There are still many challenges for the smart home data analytics market to overcome, and it is important to be realistic. Data privacy and security are arguably the biggest barriers for these solutions. In recent years, data hackings have become more frequent and have effected big-name companies from Yahoo to Sony to Target — all of which have experienced security breaches of consumer data. Such instances make consumers hesitant about adopting technologies that utilize their data. In certain regions, like Europe, there are strict laws protecting consumer data, but these also prevent companies from experimenting with data to create new services and from exploring how to add value to existing solutions.
Interoperability and lack of education about the value of these technologies also inhibit market growth. In the connected home, devices that cannot communicate with each other due to incompatible protocols and communicating technologies result in disparate and inaccessible streams of data that cannot be used to create value. Some service providers are also skeptical about the value that data can add to their business; the nascencey of this market means there are not many concrete examples of how analytics can improve operations, which makes it difficult to justify the return on investment (ROI) of these solutions.
There are several best practices that can help stakeholders overcome issues in the smart home data analytics market and help turn the smart home into a reality:
- Focus on positive ROI: Analytics must be put toward strong use cases that add value, create new revenue streams, and provide consumers with additional services to positively effect a business.
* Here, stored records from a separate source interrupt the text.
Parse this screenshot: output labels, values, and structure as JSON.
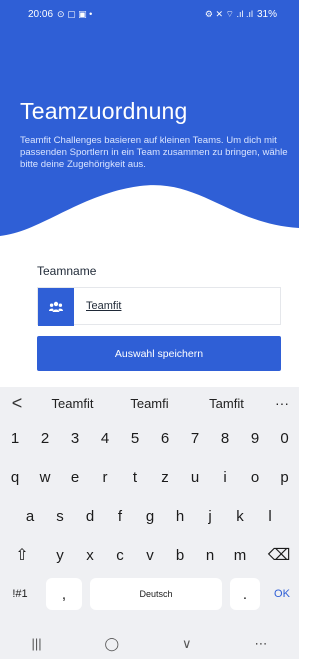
{
  "status": {
    "time": "20:06",
    "left_icons": "⊙ ▢ ▣ •",
    "right_icons": "⚙ ✕ ⌔ .ıl .ıl",
    "battery": "31%"
  },
  "hero": {
    "title": "Teamzuordnung",
    "text": "Teamfit Challenges basieren auf kleinen Teams. Um dich mit passenden Sportlern in ein Team zusammen zu bringen, wähle bitte deine Zugehörigkeit aus."
  },
  "form": {
    "label": "Teamname",
    "value": "Teamfit",
    "save_button": "Auswahl speichern"
  },
  "keyboard": {
    "suggestions": [
      "Teamfit",
      "Teamfi",
      "Tamfit"
    ],
    "back": "<",
    "more": "···",
    "row_numbers": [
      "1",
      "2",
      "3",
      "4",
      "5",
      "6",
      "7",
      "8",
      "9",
      "0"
    ],
    "row_q": [
      "q",
      "w",
      "e",
      "r",
      "t",
      "z",
      "u",
      "i",
      "o",
      "p"
    ],
    "row_a": [
      "a",
      "s",
      "d",
      "f",
      "g",
      "h",
      "j",
      "k",
      "l"
    ],
    "row_y": [
      "y",
      "x",
      "c",
      "v",
      "b",
      "n",
      "m"
    ],
    "shift": "⇧",
    "backspace": "⌫",
    "symbols": "!#1",
    "comma": ",",
    "space": "Deutsch",
    "period": ".",
    "ok": "OK"
  },
  "navbar": {
    "recent": "|||",
    "home": "◯",
    "back": "∨",
    "keyboard": "⋯"
  },
  "colors": {
    "primary": "#2f5fd6",
    "ok": "#2f5fd6"
  }
}
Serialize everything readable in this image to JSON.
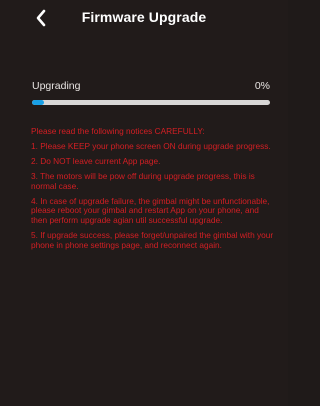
{
  "header": {
    "title": "Firmware Upgrade",
    "back_icon": "chevron-left-icon"
  },
  "progress": {
    "label": "Upgrading",
    "percent_text": "0%",
    "bar_fraction": 0.05,
    "bar_color": "#19a0e6",
    "track_color": "#d9d7d6"
  },
  "notices": {
    "heading": "Please read the following notices CAREFULLY:",
    "items": [
      "1. Please KEEP your phone screen ON during upgrade progress.",
      "2. Do NOT leave current App page.",
      "3. The motors will be pow off during upgrade progress, this is normal case.",
      "4. In case of upgrade failure, the gimbal might be unfunctionable,  please reboot your gimbal and restart App on your phone, and then perform upgrade agian util successful upgrade.",
      "5. If upgrade success, please forget/unpaired the gimbal with your phone in phone settings page, and reconnect again."
    ],
    "color": "#d41f24"
  },
  "colors": {
    "background": "#211b1a",
    "text": "#ffffff"
  }
}
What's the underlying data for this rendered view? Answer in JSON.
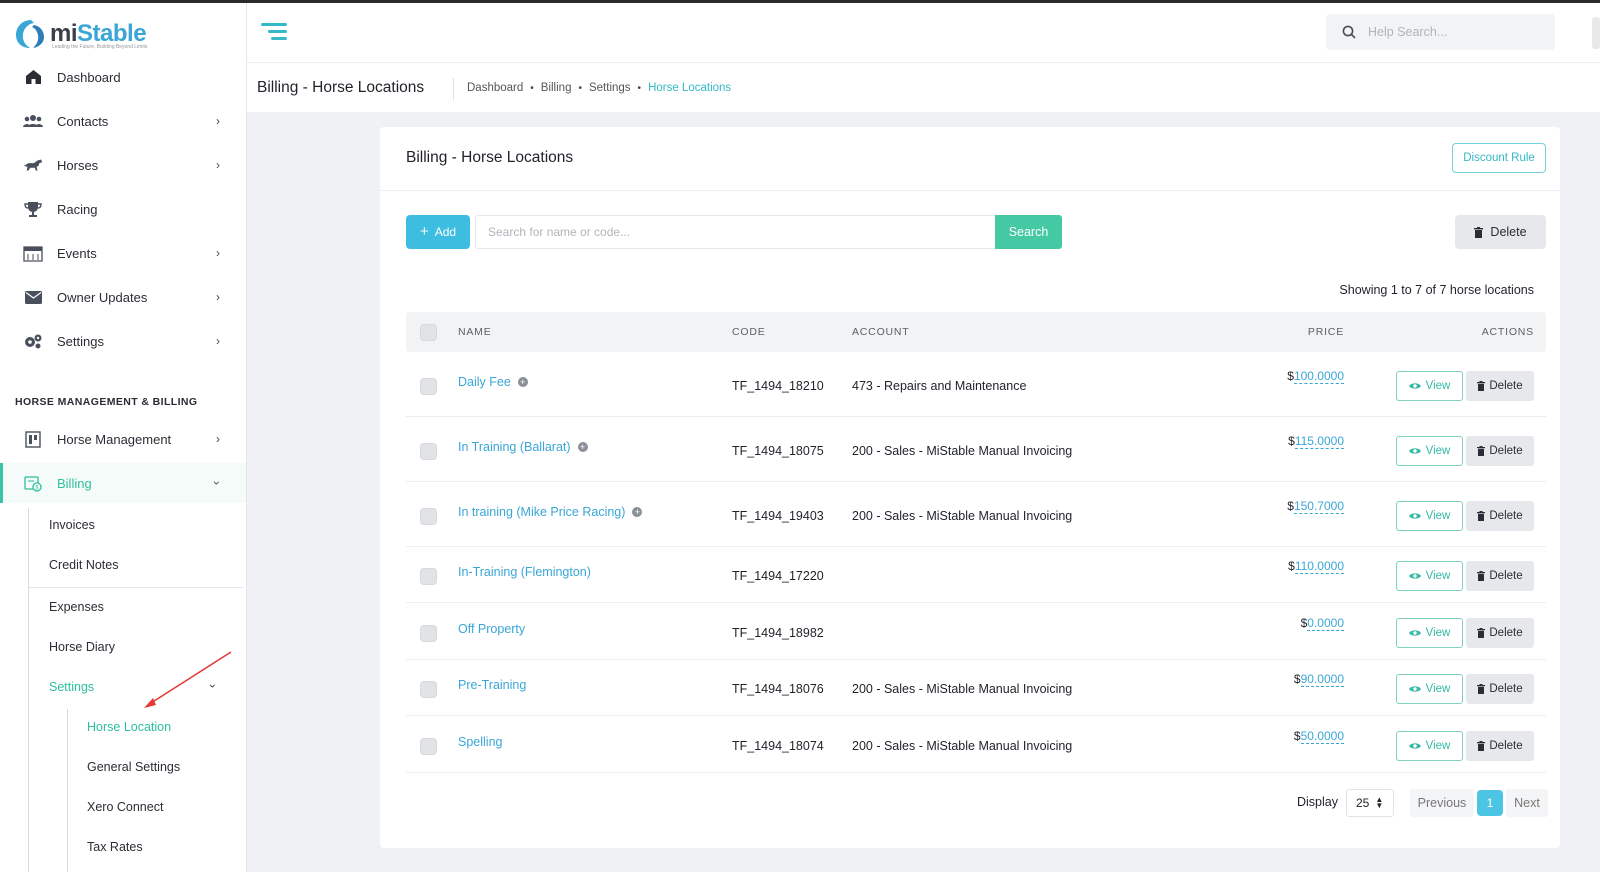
{
  "app": {
    "logo_text_a": "mi",
    "logo_text_b": "Stable",
    "logo_tagline": "Leading the Future, Building Beyond Limits"
  },
  "sidebar": {
    "items": [
      {
        "label": "Dashboard",
        "icon": "home-icon"
      },
      {
        "label": "Contacts",
        "icon": "users-icon"
      },
      {
        "label": "Horses",
        "icon": "horse-icon"
      },
      {
        "label": "Racing",
        "icon": "trophy-icon"
      },
      {
        "label": "Events",
        "icon": "calendar-icon"
      },
      {
        "label": "Owner Updates",
        "icon": "envelope-icon"
      },
      {
        "label": "Settings",
        "icon": "gears-icon"
      }
    ],
    "section_title": "HORSE MANAGEMENT & BILLING",
    "section_items": [
      {
        "label": "Horse Management",
        "icon": "clipboard-icon"
      },
      {
        "label": "Billing",
        "icon": "billing-icon"
      }
    ],
    "billing_sub": [
      "Invoices",
      "Credit Notes",
      "Expenses",
      "Horse Diary",
      "Settings"
    ],
    "settings_sub": [
      "Horse Location",
      "General Settings",
      "Xero Connect",
      "Tax Rates"
    ]
  },
  "header": {
    "help_placeholder": "Help Search..."
  },
  "titlebar": {
    "title": "Billing - Horse Locations",
    "breadcrumb": [
      "Dashboard",
      "Billing",
      "Settings",
      "Horse Locations"
    ]
  },
  "card": {
    "title": "Billing - Horse Locations",
    "discount_label": "Discount Rule",
    "add_label": "Add",
    "search_placeholder": "Search for name or code...",
    "search_label": "Search",
    "delete_label": "Delete",
    "showing": "Showing 1 to 7 of 7 horse locations",
    "columns": {
      "name": "NAME",
      "code": "CODE",
      "account": "ACCOUNT",
      "price": "PRICE",
      "actions": "ACTIONS"
    },
    "rows": [
      {
        "name": "Daily Fee",
        "has_plus": true,
        "code": "TF_1494_18210",
        "account": "473 - Repairs and Maintenance",
        "currency": "$",
        "price": "100.0000"
      },
      {
        "name": "In Training (Ballarat)",
        "has_plus": true,
        "code": "TF_1494_18075",
        "account": "200 - Sales - MiStable Manual Invoicing",
        "currency": "$",
        "price": "115.0000"
      },
      {
        "name": "In training (Mike Price Racing)",
        "has_plus": true,
        "code": "TF_1494_19403",
        "account": "200 - Sales - MiStable Manual Invoicing",
        "currency": "$",
        "price": "150.7000"
      },
      {
        "name": "In-Training (Flemington)",
        "has_plus": false,
        "code": "TF_1494_17220",
        "account": "",
        "currency": "$",
        "price": "110.0000"
      },
      {
        "name": "Off Property",
        "has_plus": false,
        "code": "TF_1494_18982",
        "account": "",
        "currency": "$",
        "price": "0.0000"
      },
      {
        "name": "Pre-Training",
        "has_plus": false,
        "code": "TF_1494_18076",
        "account": "200 - Sales - MiStable Manual Invoicing",
        "currency": "$",
        "price": "90.0000"
      },
      {
        "name": "Spelling",
        "has_plus": false,
        "code": "TF_1494_18074",
        "account": "200 - Sales - MiStable Manual Invoicing",
        "currency": "$",
        "price": "50.0000"
      }
    ],
    "view_label": "View",
    "row_delete_label": "Delete",
    "pagination": {
      "display_label": "Display",
      "page_size": "25",
      "prev": "Previous",
      "current": "1",
      "next": "Next"
    }
  },
  "colors": {
    "accent_teal": "#2ebf9e",
    "link_blue": "#3aa6d6",
    "add_button": "#3dbde0",
    "search_button": "#45c9a5",
    "annotation_arrow": "#e53935"
  }
}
- Develop strategy for business-to-consumer services: The ultimate goal for vendors in the analytics market is to transition from selling hardware with a one-time payment and free analytics to services that provide ongoing revenue. Vendors must develop a strategy for educating the market on data-based services, and they must go to market with the right value propositions.
- Ensure data privacy and security: It is important for vendors across all aspects of the value chain to reassure consumers about the security of their respective solutions and privacy of their data. It is also important for consumers to stay informed and be aware of how their data is being used.
- Create open and interoperable solutions: The smart home market is fragmented, but its future relies on device and data interoperability. Vendors across the value chain will benefit from shared data streams and communicating devices, as open ecosystems provide more value to consumers.